■ What to work on
Please copy out all lines of the entries that contain the word "odstoupit".

(Items from an interface collection)
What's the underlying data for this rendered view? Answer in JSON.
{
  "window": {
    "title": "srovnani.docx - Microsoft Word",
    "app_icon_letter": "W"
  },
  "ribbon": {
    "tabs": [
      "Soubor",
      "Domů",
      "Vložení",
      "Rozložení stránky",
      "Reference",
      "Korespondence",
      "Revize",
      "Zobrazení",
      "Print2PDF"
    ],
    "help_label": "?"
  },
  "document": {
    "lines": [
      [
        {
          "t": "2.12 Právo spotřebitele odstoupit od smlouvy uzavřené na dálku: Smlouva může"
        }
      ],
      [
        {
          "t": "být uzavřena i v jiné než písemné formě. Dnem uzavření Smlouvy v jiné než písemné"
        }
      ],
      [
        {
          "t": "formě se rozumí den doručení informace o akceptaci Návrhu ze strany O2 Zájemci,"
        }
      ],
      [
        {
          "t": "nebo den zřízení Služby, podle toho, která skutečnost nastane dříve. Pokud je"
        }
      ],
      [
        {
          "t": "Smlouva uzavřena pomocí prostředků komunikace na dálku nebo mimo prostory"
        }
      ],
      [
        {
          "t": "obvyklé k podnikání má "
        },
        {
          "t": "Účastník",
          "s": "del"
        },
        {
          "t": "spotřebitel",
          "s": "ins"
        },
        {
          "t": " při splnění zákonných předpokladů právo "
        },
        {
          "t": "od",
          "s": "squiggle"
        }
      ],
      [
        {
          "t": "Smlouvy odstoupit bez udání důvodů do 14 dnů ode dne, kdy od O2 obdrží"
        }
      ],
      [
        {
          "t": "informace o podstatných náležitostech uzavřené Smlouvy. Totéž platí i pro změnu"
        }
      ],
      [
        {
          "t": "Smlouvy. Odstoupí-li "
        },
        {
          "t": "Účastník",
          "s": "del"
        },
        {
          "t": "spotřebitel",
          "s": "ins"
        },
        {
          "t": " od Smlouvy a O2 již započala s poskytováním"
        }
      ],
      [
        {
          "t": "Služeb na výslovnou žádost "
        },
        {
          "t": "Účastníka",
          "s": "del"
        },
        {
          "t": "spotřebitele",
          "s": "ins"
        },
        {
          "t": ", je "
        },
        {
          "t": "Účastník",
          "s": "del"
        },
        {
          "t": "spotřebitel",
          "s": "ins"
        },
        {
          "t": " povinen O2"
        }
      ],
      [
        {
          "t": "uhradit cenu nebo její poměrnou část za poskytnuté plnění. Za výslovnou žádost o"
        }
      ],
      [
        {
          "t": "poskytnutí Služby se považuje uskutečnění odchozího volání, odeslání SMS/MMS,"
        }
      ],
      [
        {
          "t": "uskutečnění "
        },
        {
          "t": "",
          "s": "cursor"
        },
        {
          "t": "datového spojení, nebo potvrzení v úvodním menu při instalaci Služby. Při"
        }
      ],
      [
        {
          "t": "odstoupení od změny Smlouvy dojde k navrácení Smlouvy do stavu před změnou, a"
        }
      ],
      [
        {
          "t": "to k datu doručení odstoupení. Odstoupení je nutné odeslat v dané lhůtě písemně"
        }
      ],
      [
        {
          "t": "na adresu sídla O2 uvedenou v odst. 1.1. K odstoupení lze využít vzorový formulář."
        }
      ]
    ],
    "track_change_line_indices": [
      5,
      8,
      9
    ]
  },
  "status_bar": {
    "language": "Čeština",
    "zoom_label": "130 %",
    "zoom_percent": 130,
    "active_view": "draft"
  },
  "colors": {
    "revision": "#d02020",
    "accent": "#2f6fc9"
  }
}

■ Written reply
          "t": "2.12 Právo spotřebitele odstoupit od smlouvy uzavřené na dálku: Smlouva může"
          "t": "Smlouvy odstoupit bez udání důvodů do 14 dnů ode dne, kdy od O2 obdrží"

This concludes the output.